The factors of the rational approximation can be easily calculated and compared with the exact solution above; this is plotted in figure 6 (dotted curve). This error is smaller than the error obtained in [7], even with [30,30] for the same function.

What is more, the poles and zeros also lie almost exactly on the branch cuts [*i*,2*i*] and [−*i*,−2*i*]. The close proximity of zeros and poles mimic the behaviour of a branch cut. This indicates that the behaviour in the whole complex plane is correct (figure 7). Note that the scale of the *x*-axis is 10^{−7}.

Bounds developed for real-valued kernels in §3 could be applied to this example. The *L*_{2} bounds will be used. Note that *c*(2)=1, *M*=1 and ; this gives
The *L*_{2} norm is easy to estimate numerically in Chebfun by using the *norm* command. For the [10,10] rational approximation, these calculations give
which agree with the bounds above.

### Example 6.3

The function is (figure 8)

This kernel is related to the one considered in Koiter’s paper of 1954 [24], and is typical for electrostatic and slow flow problems. In the original article, rational approximations were considered by choosing the coefficients by hand, and an accuracy of 10^{−2} was achieved. Once again, the function becomes easier to approximate (on the whole real line) once it is mapped to the interval [−1,1] (figure 8). The mapped function is (general mapping is used)
This can then be approximated with errors of 10^{−8} (giving a graph similar to figure 5) with [12,12], even though the point at infinity is singular (it is an accumulation point of a sequence of poles). Interestingly, the position of the zeros and poles (figure 9) is very similar to that found in [7], fig. 8 with a different method of approximating. This kernel has exact factorization that is given by
But, Matlab does not have an inbuilt complex *Γ* function, and hence the results of this approximation cannot be compared with the exact factorization. Even if there was an inbuilt complex *Γ* function to compare it with the approximate solution, the inbuilt function would need to have very high accuracy. This demonstrates that if the numerical values of the solution are needed, the approximate solution is as good as the exact solution.

## 7. Conclusion

This paper demonstrates, with the use of examples, the method of approximate solution of the Wiener–Hopf equation. The bounds presented allow prediction of the error in the approximation. The degrees of polynomials in the rational approximation are small, which allows simplification of the initial problem significantly. The next project would be to generalize the approach to the matrix Wiener–Hopf problem.

## Acknowledgements

I am grateful to Prof. Nigel Peake for suggesting this project and for support along the way.
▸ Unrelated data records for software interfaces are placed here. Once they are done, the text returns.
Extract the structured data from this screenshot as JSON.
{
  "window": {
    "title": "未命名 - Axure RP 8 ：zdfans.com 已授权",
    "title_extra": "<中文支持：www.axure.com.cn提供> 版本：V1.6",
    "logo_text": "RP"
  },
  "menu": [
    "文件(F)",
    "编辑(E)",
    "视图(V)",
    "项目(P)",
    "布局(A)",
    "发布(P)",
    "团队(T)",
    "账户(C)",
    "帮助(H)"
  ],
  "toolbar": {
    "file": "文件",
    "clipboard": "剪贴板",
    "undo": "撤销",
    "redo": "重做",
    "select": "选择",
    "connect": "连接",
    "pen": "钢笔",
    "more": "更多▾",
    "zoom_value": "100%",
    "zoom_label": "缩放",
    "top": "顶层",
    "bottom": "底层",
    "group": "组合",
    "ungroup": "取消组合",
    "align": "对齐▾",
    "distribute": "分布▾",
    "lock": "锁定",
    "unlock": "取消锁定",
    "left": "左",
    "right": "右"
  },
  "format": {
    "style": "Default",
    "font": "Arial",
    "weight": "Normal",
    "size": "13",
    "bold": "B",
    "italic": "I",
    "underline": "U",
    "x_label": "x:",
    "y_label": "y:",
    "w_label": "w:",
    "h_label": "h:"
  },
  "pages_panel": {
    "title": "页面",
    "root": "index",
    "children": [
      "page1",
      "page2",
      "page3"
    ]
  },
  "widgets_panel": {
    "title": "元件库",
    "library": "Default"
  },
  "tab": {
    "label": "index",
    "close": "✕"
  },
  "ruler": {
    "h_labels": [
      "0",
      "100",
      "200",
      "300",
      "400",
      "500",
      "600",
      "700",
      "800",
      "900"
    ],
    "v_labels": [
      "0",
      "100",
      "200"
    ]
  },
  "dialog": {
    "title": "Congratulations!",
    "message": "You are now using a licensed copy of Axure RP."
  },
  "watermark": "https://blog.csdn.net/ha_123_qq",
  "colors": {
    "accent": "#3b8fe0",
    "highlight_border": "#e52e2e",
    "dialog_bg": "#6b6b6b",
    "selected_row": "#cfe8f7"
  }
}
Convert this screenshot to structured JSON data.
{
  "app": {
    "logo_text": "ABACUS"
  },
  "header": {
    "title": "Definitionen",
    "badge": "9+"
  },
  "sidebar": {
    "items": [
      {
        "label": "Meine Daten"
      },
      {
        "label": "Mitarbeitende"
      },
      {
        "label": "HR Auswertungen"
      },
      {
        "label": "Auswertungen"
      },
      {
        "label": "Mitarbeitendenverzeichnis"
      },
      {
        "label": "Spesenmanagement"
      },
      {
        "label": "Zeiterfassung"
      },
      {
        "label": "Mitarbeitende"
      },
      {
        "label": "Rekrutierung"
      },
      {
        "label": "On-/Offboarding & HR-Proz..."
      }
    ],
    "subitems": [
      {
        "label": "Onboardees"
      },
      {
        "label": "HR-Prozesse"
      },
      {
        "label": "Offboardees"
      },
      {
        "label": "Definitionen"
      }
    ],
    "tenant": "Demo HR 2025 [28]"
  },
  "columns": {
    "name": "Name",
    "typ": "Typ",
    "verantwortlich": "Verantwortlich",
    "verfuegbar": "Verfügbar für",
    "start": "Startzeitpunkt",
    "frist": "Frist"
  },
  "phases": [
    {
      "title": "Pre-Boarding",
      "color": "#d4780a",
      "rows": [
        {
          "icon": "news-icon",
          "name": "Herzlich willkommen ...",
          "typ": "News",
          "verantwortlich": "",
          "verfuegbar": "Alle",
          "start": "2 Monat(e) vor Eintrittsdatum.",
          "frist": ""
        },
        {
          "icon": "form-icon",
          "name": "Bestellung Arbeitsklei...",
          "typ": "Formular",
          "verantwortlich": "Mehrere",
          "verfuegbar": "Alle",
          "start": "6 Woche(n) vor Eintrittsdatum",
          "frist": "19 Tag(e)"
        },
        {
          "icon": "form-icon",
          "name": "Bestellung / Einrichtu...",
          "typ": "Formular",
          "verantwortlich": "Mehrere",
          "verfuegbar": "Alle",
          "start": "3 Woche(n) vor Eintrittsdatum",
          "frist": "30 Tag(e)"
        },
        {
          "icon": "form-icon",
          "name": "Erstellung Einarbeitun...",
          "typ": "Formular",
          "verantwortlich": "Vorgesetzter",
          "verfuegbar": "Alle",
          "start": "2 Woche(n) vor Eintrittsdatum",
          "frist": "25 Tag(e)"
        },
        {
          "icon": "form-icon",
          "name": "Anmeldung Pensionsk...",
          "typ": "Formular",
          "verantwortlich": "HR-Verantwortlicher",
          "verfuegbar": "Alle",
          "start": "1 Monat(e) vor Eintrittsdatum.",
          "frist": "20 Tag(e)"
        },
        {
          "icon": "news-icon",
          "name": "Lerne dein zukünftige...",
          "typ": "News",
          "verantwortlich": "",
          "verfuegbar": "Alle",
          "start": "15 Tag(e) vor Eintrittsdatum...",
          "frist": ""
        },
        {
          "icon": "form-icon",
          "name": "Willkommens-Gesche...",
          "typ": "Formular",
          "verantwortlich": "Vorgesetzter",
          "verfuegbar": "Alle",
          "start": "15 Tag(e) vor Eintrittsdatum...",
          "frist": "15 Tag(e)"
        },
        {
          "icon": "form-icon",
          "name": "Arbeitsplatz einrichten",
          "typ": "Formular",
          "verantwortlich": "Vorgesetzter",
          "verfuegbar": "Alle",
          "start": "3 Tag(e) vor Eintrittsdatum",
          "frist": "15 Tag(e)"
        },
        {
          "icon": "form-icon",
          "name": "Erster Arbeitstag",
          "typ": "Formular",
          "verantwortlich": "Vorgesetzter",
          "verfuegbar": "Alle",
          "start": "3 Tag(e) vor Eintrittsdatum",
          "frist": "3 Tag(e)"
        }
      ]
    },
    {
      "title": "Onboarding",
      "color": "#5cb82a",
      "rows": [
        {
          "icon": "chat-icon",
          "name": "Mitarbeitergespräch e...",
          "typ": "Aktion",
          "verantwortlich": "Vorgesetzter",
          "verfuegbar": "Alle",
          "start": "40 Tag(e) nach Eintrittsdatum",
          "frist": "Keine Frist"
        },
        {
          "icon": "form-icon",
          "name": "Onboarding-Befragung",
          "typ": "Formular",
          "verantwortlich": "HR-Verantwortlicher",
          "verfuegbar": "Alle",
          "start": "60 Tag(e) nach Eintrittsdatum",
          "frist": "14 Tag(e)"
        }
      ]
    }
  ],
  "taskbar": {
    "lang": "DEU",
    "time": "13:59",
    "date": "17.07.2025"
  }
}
Anonymous referees made several useful comments that helped to improve this paper.

- Received December 10, 2012.
- Accepted February 22, 2013.

- © 2013 The Author(s) Published by the Royal Society. All rights reserved.